|Pressure Cooker||Accessories||Pr. Cook Time||Pr. Level||Open|
|3 L||none||3 & 10 min.||High(2)||Slow Normal & Natural|
- Serves: 80-100 strips
- Serving size: 2 strips
- Calories: 6.2
- TOTAL Fat: 0
- TOTAL Carbs: 1.7g
- Sugar Carbs: 1.5g
- Sodium: 0.1mg
- Fiber Carbs: 0.1g
- Protein: 0
- Cholesterol: 0
- 1 pound (500g) organic lemons - about 5 lemons
- 2¼ cups (450g)white granulated sugar, divided
- 5 cups (1.25l) water, divided
- Wash the lemons well, using a scrubby sponge to clean the surface.
- Slice the lemon in half lengthwise and juice - reserve the juice for another use as indicated in the introduction.
- Slice off the nub (where the lemon was attached to the three) at the tip, and then slice each half in quarters.
- Hold the quarters flat on the cutting board peel or slice out the out the pulp. You can use a melon-baller and start removing the pulp at the tip- then when enough to grab comes off you can peel the rest of the pulp off.
- Slice the de-pulped lemon quarters into thin strips - about as wide as the lemon peel is thick.
- To the pressure cooker add the lemon peel strips and four cups (1l) of water.
- For electric pressure cookers: Cook for 3 minutes at high pressure.
For stove top pressure cookers: Turn the heat up to high and when the cooker indicates it has reached high pressure, lower to the heat to maintain it and begin counting 3 minutes pressure cooking time.
- When time is up, open the cooker by releasing the pressure very slowly. If the pressure release speed cannot be regulated by your cooker's valve, simply release pressure in short bursts. If anything other than steam comes out of the valve, stop and count to 10 before releasing the pressure slowly (or in small bursts), again.
- Strain the lemon peel strips and rinse them. Then, discard cooking water and rinse out the pressure cooker.
- Add 2 cups (400g) sugar, 1 cup (250ml) water, lemon strips on medium heat uncovered stirring occasionally until all of the sugar has melted - about 5 minutes.
- For electric pressure cookers: Cook for 10 minutes at high pressure.
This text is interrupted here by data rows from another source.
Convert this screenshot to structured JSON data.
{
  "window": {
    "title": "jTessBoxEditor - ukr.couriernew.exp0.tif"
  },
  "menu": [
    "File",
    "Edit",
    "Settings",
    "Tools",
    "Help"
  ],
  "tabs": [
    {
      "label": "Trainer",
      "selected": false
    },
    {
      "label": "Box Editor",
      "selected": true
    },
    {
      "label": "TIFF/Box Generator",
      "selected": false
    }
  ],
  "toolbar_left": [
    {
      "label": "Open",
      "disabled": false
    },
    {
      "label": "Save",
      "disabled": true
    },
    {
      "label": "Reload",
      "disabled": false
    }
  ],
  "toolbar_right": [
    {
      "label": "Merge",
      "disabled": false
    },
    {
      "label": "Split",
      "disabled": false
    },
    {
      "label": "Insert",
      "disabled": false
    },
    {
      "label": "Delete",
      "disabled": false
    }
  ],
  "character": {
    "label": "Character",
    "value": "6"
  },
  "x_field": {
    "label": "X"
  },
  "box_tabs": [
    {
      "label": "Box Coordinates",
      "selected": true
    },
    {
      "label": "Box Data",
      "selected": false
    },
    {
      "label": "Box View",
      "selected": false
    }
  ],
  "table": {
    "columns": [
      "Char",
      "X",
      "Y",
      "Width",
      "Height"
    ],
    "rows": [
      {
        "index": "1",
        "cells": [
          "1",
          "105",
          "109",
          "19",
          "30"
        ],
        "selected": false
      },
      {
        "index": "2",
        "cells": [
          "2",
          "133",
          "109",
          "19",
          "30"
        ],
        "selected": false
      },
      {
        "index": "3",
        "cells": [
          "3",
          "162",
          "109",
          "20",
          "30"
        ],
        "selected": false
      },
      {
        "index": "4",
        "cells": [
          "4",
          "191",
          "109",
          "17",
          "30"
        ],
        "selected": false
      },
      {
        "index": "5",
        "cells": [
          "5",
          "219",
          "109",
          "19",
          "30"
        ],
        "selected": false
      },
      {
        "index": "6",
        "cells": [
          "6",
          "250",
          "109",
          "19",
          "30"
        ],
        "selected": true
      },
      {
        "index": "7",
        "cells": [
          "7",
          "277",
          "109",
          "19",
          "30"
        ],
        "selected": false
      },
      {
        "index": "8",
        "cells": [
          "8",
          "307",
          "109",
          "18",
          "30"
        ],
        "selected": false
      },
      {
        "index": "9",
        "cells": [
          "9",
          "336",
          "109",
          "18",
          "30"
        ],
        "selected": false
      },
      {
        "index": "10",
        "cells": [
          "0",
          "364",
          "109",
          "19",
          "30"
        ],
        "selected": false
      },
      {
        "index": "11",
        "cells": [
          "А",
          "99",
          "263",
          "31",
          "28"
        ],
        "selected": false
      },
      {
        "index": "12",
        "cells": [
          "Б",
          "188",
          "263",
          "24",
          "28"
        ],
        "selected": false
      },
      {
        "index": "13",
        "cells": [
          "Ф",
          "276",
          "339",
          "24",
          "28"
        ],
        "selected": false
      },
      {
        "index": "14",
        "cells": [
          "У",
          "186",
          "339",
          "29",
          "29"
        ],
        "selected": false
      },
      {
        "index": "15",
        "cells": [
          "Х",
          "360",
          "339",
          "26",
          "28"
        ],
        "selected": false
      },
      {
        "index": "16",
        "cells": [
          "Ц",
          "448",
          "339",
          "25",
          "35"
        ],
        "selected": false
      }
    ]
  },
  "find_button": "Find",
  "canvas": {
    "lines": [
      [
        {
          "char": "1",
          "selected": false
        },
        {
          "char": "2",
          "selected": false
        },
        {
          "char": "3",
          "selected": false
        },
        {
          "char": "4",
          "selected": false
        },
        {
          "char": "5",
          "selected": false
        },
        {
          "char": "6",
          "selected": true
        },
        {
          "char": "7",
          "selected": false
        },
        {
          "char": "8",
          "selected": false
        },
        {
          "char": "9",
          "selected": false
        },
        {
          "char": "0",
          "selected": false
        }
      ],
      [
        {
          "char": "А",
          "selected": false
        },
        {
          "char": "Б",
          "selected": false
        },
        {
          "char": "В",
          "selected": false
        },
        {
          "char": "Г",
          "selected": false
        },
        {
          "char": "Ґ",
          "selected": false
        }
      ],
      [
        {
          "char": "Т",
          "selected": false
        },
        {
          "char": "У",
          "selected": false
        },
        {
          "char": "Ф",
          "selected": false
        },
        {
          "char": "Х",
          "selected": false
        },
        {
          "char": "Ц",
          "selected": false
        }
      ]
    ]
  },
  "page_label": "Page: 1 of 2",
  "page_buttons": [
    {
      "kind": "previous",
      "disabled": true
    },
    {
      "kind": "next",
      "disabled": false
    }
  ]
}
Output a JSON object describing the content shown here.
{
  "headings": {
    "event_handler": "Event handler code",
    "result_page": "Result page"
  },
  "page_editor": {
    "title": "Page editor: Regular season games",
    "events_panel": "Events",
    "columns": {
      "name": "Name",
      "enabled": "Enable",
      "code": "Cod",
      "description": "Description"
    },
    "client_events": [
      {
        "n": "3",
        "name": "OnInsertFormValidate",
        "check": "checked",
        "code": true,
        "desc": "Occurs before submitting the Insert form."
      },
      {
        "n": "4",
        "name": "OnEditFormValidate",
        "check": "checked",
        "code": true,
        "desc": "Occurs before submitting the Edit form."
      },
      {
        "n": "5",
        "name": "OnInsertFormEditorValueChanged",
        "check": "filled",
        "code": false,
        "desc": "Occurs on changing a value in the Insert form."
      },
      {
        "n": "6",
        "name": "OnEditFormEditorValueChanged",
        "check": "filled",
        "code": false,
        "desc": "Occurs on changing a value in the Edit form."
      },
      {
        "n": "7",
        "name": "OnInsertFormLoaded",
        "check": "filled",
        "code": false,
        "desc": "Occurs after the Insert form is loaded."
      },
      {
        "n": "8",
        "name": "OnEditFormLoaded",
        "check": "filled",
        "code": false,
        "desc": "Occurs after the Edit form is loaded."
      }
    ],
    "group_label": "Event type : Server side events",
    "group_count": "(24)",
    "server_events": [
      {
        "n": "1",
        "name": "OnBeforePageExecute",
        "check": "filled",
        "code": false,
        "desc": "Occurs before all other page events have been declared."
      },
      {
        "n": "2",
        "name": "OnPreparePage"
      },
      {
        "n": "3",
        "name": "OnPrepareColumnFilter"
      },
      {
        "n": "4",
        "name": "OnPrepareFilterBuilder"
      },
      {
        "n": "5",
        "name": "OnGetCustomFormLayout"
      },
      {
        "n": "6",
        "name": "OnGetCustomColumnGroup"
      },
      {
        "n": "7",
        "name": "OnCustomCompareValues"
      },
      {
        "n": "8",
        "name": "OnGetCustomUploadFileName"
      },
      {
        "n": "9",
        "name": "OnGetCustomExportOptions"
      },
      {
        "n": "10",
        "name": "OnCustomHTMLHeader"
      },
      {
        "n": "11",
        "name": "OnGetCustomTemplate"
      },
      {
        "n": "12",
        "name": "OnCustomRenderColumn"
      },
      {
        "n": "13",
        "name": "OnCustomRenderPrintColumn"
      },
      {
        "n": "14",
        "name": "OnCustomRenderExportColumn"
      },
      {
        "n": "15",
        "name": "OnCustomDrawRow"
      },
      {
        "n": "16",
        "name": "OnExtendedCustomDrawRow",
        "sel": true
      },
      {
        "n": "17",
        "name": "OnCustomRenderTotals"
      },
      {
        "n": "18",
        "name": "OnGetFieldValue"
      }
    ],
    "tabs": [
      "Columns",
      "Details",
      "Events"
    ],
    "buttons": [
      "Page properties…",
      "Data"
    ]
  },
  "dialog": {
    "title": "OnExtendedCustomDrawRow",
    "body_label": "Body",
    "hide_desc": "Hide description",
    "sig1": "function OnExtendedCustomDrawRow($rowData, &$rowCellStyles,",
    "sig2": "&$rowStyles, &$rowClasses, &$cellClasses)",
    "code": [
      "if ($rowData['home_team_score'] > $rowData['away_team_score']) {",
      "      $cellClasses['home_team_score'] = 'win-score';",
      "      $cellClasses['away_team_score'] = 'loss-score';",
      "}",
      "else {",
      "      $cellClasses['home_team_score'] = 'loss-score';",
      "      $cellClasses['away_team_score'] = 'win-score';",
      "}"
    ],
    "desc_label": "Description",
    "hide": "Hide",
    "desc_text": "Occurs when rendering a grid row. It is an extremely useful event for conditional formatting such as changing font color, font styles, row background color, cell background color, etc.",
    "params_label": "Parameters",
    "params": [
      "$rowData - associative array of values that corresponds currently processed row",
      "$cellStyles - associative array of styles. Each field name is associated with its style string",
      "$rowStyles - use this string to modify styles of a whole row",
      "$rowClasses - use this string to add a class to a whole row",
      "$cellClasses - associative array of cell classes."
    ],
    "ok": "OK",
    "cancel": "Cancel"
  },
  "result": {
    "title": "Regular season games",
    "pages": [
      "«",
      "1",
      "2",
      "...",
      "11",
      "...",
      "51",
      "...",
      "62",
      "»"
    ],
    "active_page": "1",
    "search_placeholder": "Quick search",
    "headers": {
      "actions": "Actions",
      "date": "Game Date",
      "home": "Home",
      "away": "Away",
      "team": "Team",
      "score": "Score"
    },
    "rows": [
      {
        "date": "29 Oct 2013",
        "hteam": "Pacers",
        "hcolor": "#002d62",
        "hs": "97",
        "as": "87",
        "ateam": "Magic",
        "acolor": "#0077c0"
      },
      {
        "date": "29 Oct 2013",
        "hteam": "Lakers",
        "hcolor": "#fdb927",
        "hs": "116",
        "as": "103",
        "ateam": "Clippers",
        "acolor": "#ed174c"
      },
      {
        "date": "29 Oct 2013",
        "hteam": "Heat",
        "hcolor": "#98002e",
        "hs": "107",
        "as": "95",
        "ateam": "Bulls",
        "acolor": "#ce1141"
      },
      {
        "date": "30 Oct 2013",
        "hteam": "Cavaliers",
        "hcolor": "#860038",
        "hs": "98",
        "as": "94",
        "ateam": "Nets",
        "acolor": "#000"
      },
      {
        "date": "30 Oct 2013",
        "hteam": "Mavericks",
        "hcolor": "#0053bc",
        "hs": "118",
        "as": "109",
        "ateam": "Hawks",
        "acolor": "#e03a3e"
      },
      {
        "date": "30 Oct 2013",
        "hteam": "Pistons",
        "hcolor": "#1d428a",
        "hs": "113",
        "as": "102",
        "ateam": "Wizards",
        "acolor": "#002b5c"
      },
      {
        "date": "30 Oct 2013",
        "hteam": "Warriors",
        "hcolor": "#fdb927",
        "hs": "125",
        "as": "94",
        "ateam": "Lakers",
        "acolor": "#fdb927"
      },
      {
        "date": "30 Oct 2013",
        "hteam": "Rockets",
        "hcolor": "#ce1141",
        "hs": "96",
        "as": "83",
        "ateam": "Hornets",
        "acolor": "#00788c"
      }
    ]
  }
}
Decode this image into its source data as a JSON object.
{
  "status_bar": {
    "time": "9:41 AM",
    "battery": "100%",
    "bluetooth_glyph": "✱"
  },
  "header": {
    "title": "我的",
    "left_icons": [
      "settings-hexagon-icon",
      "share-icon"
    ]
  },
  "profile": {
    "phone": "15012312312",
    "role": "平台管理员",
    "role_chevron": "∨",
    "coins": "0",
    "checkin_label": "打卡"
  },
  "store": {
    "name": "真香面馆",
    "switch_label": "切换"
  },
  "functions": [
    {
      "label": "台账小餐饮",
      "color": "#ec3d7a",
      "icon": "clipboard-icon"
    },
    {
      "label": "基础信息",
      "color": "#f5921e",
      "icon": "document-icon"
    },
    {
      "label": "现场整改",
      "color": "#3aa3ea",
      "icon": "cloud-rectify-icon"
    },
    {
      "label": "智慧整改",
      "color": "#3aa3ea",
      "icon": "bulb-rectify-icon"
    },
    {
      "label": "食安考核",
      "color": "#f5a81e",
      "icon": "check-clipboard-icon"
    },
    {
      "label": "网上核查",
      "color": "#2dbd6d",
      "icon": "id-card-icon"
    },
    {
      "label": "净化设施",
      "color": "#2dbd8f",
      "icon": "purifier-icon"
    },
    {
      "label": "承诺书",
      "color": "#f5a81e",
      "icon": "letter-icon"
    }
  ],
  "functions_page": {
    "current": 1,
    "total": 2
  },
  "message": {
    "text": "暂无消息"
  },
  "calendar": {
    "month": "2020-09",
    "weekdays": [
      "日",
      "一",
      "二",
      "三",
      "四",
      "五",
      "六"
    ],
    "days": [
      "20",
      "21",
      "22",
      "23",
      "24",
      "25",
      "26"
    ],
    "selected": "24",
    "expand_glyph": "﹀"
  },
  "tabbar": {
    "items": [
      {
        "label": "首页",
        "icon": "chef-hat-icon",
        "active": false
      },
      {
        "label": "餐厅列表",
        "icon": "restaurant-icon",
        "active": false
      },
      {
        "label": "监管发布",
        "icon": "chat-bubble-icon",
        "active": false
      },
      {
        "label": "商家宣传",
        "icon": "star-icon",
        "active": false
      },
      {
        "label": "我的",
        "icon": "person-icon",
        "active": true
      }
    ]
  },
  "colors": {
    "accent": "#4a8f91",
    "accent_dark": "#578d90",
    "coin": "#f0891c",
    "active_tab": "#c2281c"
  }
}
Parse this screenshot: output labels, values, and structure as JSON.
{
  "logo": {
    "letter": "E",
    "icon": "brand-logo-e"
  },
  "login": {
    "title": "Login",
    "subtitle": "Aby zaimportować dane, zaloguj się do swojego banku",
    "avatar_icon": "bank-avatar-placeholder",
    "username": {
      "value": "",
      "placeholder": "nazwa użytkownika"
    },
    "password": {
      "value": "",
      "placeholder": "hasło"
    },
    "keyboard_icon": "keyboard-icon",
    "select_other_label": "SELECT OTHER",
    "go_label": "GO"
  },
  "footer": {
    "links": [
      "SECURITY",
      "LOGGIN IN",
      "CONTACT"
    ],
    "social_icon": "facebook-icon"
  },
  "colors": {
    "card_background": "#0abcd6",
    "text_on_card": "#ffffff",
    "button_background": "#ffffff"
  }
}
For stove top pressure cookers: Turn the heat up to high and when the cooker indicates it has reached high pressure, lower to the heat to maintain it and begin counting 10 minutes pressure cooking time.
- When time is up, open the pressure cooker with the Natural release method - move the cooker off the burner and wait for the pressure to come down on its own (about 10 minutes). For electric pressure cookers, disengage the “keep warm” mode or unplug the cooker and open when the pressure indicator has gone down (20 to 30 minutes).
- Strain peels, saving the delicate syrup if you like for another use, and spread the peels on a cutting board or parchment paper to cool for 15 minutes or more.
- Gently toss four to five peels at a time in a small plate of sugar to coat. Shake off the excess and lay them down on a new parchment on a sheet-pan that can fit in your refrigerator.
- Put the sheet pan with the sugared-coated candied lemon peels in the refrigerator uncovered for at least 4 hours to dry completely -overnight is even better.
- Move the strips to a glass jar for storage in a cool dry place for for 6-8 weeks - or keep refrigerated for up to six months. If you live in a very humid climate, like me, keep them in the refrigerator.
How do you modify the recipe to make a larger amount? Say 3lbs of lemons?
Can this recipe be used with organic oranges to make candied orange peel?
Vera, translate this lemon to orange marmalade. Read the comments under the posts about other variations as well!
I made these for the holidays to give away and they were a huge hit! Great easy recipe for non-bakers (like me). Gonna try this with grapefruit peels next time!
My mother used to make Candied Grapefruit Peels – to add to the plates of Christmas Candies she’d make for “everyone in town” each December. I have not been able to find her recipe in her old cookbooks …
THANK YOU SO MUCH